When I took this detail shot of the person in the photo I had not seen much of their shadow. Since they are a Gemini I knew that there was probably a hidden twin that I hadn’t met. When the darker twin came forward it was painfully apparent. A good rule of thumb is that if you don’t see a person’s shadow, you have not seen the whole person and should not relate to them as if you had. Many people begin romantic relationships from a place of idealization and are sometimes even foolish enough to make long term commitments based on that woefully incomplete comprehension of the other person. Similarly, if you are not aware of your own dark side you are in a state of perilous ignorance.
We all have a side of ourselves we consider dark. Our shadow may include appetites, lust for power, manipulative agendas, chaotic emotions and sub-personalities, addictions, and so forth. The more we deny the shadow, the more it weighs us down. But if we embrace its reality, learn how it works; and then integrate it into our awareness so that it cannot rule us, we become enlightened, we become wiser and more empathic for having a shadow and discover that there may even be hidden treasures in the dark continents of the unconscious.

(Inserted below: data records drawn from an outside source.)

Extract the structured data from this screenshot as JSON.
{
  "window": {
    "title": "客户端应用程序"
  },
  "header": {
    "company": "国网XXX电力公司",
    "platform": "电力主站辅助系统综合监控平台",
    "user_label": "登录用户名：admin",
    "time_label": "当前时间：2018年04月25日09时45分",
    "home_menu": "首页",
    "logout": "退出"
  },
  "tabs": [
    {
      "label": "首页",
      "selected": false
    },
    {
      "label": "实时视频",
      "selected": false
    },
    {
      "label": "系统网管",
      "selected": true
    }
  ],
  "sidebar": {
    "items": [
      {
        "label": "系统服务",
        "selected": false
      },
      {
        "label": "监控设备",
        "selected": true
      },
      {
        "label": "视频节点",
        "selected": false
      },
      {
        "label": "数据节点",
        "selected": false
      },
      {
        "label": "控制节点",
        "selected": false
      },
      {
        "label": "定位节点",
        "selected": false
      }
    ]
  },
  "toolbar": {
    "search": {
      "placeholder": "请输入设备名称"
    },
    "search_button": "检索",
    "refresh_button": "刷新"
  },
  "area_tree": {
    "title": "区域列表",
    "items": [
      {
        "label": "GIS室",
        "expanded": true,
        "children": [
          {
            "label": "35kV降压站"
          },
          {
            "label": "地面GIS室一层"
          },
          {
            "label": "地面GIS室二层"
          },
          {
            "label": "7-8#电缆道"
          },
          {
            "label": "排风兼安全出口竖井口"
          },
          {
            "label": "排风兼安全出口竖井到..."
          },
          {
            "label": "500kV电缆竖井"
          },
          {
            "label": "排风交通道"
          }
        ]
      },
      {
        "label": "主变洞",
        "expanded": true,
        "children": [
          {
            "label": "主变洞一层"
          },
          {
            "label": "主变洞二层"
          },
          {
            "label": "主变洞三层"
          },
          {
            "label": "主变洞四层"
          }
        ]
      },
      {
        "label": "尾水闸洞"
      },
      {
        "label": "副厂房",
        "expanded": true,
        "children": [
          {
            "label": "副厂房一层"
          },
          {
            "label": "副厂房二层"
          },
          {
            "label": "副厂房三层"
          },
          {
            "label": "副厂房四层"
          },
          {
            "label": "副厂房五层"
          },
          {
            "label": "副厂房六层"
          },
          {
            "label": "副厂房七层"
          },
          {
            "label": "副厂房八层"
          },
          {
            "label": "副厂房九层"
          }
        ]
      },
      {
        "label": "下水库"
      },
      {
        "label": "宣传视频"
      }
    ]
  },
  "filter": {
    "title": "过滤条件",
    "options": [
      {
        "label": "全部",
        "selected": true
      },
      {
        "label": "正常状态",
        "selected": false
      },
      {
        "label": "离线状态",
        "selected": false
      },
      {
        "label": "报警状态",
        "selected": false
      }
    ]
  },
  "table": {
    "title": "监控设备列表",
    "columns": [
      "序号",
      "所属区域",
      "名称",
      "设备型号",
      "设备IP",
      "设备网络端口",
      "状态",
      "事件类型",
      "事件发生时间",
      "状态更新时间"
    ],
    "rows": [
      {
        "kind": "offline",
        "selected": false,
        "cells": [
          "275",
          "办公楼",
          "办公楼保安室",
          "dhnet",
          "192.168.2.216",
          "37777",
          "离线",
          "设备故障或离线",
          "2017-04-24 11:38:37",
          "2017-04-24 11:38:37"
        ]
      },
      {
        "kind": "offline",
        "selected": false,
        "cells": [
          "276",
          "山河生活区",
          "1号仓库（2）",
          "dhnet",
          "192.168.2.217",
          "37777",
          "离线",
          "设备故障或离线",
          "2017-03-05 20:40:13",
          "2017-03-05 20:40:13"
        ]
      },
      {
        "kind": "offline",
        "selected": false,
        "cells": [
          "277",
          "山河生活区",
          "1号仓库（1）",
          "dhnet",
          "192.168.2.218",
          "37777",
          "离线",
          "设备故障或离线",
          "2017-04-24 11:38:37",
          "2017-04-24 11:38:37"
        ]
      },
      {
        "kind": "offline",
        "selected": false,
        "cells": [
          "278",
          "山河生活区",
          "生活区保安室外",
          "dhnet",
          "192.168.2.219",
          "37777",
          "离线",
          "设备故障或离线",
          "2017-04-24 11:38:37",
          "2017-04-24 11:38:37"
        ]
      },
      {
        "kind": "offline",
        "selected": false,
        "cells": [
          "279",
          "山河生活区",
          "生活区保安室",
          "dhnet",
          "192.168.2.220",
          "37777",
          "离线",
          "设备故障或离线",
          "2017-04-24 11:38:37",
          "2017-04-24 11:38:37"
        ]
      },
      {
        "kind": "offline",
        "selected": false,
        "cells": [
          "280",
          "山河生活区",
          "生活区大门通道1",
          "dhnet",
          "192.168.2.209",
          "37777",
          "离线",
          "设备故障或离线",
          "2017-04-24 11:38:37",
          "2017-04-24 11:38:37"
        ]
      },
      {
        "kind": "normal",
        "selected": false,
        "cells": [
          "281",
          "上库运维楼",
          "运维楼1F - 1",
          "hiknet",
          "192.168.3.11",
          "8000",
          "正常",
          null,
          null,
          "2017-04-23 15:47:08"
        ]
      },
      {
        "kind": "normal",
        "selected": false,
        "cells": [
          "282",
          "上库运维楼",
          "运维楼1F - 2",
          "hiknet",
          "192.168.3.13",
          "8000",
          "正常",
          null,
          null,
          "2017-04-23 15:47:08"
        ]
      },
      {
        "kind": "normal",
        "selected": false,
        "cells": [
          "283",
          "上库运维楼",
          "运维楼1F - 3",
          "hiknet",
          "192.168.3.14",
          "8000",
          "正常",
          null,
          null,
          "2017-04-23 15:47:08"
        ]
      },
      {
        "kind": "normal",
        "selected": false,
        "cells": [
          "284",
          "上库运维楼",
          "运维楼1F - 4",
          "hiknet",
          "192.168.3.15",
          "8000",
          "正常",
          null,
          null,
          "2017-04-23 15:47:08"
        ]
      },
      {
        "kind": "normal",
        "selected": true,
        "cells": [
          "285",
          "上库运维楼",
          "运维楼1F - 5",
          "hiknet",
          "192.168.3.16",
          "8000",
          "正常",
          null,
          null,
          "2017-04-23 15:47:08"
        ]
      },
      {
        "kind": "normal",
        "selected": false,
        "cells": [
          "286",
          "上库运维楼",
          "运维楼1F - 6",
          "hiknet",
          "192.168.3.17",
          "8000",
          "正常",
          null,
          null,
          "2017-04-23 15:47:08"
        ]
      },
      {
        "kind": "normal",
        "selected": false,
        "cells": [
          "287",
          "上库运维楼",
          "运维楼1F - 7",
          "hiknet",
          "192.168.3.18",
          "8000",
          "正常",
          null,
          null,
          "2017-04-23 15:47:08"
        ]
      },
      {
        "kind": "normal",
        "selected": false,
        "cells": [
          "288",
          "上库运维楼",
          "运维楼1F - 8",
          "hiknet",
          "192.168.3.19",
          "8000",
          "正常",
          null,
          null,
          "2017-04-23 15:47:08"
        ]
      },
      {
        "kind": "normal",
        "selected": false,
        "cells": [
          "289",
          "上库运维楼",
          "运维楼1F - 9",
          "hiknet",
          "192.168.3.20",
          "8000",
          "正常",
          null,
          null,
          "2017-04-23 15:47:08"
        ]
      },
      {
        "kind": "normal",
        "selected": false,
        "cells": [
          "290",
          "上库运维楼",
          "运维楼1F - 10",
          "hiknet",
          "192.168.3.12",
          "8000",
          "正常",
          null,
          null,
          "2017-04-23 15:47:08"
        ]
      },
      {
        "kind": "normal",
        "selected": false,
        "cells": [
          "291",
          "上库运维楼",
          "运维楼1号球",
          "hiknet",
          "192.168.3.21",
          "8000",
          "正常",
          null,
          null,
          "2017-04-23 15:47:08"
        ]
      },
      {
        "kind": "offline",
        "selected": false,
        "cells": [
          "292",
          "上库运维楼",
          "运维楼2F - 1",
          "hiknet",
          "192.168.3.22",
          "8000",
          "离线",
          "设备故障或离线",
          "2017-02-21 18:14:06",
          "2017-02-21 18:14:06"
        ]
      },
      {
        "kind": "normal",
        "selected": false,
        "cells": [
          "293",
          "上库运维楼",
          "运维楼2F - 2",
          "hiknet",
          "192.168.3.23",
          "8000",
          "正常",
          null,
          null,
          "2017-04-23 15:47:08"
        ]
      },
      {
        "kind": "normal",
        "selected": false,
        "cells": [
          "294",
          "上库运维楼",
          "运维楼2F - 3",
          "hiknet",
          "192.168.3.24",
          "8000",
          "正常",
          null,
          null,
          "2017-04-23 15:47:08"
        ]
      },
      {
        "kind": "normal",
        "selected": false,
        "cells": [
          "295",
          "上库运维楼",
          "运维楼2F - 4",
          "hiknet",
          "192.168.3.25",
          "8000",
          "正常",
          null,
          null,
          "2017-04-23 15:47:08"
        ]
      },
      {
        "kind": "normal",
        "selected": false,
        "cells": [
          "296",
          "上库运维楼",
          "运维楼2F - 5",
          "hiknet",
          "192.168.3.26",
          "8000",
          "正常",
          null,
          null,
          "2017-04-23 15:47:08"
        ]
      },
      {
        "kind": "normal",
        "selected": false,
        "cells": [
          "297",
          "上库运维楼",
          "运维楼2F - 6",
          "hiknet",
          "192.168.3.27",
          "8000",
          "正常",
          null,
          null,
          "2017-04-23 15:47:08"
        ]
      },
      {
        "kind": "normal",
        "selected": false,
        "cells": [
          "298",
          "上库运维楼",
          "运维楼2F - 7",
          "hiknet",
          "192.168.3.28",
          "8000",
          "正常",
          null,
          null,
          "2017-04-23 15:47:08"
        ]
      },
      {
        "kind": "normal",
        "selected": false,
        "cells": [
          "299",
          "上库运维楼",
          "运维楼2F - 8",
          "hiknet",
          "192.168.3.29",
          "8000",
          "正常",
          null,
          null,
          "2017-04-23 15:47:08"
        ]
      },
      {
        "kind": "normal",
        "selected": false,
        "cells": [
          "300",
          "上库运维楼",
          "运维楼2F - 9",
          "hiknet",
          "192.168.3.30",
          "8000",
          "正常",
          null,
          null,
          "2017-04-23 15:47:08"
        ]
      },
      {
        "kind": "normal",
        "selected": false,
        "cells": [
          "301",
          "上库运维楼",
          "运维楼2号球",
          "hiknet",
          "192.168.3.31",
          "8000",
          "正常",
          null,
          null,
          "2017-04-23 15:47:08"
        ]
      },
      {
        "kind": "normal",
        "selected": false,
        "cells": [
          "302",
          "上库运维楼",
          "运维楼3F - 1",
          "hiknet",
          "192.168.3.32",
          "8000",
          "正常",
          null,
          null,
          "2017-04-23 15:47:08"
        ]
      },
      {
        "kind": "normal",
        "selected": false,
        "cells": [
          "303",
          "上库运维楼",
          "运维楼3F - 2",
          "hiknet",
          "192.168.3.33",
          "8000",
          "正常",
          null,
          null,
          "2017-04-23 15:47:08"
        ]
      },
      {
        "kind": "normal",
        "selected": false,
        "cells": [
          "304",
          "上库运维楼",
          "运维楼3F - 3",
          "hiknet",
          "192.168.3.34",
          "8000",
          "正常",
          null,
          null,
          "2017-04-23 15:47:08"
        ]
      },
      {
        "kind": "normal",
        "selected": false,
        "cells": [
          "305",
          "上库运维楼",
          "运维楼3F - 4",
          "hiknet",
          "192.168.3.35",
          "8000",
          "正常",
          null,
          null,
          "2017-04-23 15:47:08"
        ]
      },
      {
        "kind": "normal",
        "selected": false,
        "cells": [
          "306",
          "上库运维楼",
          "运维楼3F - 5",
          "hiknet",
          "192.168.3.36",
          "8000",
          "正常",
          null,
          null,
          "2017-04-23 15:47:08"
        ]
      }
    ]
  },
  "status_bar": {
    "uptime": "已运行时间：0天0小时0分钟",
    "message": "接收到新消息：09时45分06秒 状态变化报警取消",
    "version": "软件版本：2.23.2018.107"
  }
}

If we are at war with our shadow then it dominates us and we project it onto individuals and groups and act out our inferior side. If we are unable to accept our shadow, we become hungry ghosts, forever seeking outside recognitions to compensate for the doubts that forever gnaw at us. When we recognize and accept our imperfections they strengthen us, and we become more nourishing and attractive to others. All people have a shadow, but only the strongest are able to integrate their shadows with acceptance and love. Summoning the intense moral courage to accept your shadow is an ongoing process that creates healing for yourself, those close to you, and the entire world.
When it comes to relating to the other, recognize that they are a stranger until you have become aware of their shadow and have integrated their dark side into your understanding of them.
Jung on the Shadow and google: “shadow Jung” for more